The Czech government is trying to convince the member states of the European Union to jointly finance the purchase of artillery shells from non-European countries and manufacturers, whereby the material obtained in this way would subsequently be provided to Ukraine as military aid. It is written by the website Politico. European arms manufacturers are unable to increase production capacity quickly enough, and it is already clear that the EU member states are unable to fulfill their proclaimed obligations towards the attacked country.
In recent months, the Ukrainian armed forces have been dealing with an ever-increasing shortage of artillery ammunition. While in the summer, during their counter-offensive, the Ukrainians were able to fire 7,000 artillery shells per day against the Russians’ 5,000, this ratio has now turned significantly against the defending country. During January, the Russians fired an average of 10,000 shells per day, while the Ukrainians only fired 2,000.
One of the main reasons for this development is the dwindling military aid provided to Ukraine by its Western partners. While in the United States, further deliveries of military equipment are blocked by Republican members of Congress, ammunition shipments from European countries are limited by the state of the local military industry, which has shrunk considerably in the decades since the end of the Cold War. Most of the artillery shells that the EU countries sent to Ukraine came from existing stocks. However, this resource has almost dried up. The Europeans will thus not fulfill their promise to deliver one million pieces of this ammunition to Ukraine by March, which the Union announced last year. The volume of material actually delivered will probably reach roughly half of the declared figure.
A possible solution to alleviate the shortage of ammunition is its purchases abroad. Member countries that resort to this option, however, will not be able to obtain compensation from the common European funds that were established to help Ukraine. The Union has so far reimbursed only those supplies that come either from existing army stocks or from European manufacturers.
According to Politico, in response to this development, the Czech government is now appealing to other EU members to approve the joint financing of the purchase of approximately 450,000 pieces of ammunition that are currently available on the world market. Individual European countries could buy grenades from, for example, South Korea, Turkey or the Republic of South Africa.

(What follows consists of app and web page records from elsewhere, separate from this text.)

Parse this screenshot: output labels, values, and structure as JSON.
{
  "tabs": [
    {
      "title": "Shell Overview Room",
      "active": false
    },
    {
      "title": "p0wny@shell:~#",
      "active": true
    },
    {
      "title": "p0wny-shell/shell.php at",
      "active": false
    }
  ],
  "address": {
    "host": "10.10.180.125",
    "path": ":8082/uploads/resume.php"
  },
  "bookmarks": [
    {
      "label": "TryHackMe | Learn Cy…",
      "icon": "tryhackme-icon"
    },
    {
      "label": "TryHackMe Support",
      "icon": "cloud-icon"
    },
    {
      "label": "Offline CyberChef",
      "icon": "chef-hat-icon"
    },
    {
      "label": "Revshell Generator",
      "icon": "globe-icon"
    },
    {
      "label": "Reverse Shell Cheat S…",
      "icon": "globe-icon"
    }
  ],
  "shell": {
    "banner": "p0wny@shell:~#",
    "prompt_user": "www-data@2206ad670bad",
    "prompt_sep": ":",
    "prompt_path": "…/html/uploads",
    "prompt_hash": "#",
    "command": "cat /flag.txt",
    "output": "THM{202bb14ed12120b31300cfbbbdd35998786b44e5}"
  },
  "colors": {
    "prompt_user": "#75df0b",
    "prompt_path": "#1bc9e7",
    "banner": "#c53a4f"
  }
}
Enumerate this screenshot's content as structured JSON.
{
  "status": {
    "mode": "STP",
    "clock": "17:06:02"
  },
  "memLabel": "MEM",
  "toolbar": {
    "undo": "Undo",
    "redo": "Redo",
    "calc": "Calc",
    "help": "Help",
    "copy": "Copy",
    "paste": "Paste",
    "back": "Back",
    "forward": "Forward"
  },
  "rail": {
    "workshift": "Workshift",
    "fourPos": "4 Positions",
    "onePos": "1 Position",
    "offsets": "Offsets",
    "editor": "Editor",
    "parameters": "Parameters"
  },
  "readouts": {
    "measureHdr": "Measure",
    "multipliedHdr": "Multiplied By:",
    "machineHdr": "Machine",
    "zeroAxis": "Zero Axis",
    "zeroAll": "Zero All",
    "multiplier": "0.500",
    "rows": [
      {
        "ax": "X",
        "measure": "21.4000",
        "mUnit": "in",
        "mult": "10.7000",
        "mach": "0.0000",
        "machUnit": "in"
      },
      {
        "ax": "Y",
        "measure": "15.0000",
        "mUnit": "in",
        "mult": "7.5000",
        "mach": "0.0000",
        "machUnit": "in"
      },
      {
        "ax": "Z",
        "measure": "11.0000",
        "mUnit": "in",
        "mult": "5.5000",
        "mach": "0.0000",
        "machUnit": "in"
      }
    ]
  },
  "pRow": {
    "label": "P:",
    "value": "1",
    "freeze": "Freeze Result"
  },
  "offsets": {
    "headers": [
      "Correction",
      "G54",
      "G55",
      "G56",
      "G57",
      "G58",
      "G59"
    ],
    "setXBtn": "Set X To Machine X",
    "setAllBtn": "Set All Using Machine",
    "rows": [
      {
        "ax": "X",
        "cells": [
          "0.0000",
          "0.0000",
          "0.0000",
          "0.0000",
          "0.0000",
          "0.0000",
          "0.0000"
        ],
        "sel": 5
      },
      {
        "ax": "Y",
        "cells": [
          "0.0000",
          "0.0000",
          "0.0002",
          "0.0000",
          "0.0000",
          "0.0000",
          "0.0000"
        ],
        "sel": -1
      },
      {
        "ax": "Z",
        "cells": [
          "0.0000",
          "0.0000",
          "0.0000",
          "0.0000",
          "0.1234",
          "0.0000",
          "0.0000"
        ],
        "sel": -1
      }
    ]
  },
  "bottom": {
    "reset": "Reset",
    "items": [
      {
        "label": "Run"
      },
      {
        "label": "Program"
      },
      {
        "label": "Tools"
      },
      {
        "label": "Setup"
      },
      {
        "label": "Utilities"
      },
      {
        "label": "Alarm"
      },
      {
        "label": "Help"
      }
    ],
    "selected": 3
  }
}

The proposal to buy ammunition from abroad was apparently presented for the first time on Wednesday at a meeting of Union defense ministers. On Thursday, Prime Minister Petr Fiala was to support him directly at the extraordinary EU summit in Brussels, where further aid to Ukraine was a central topic.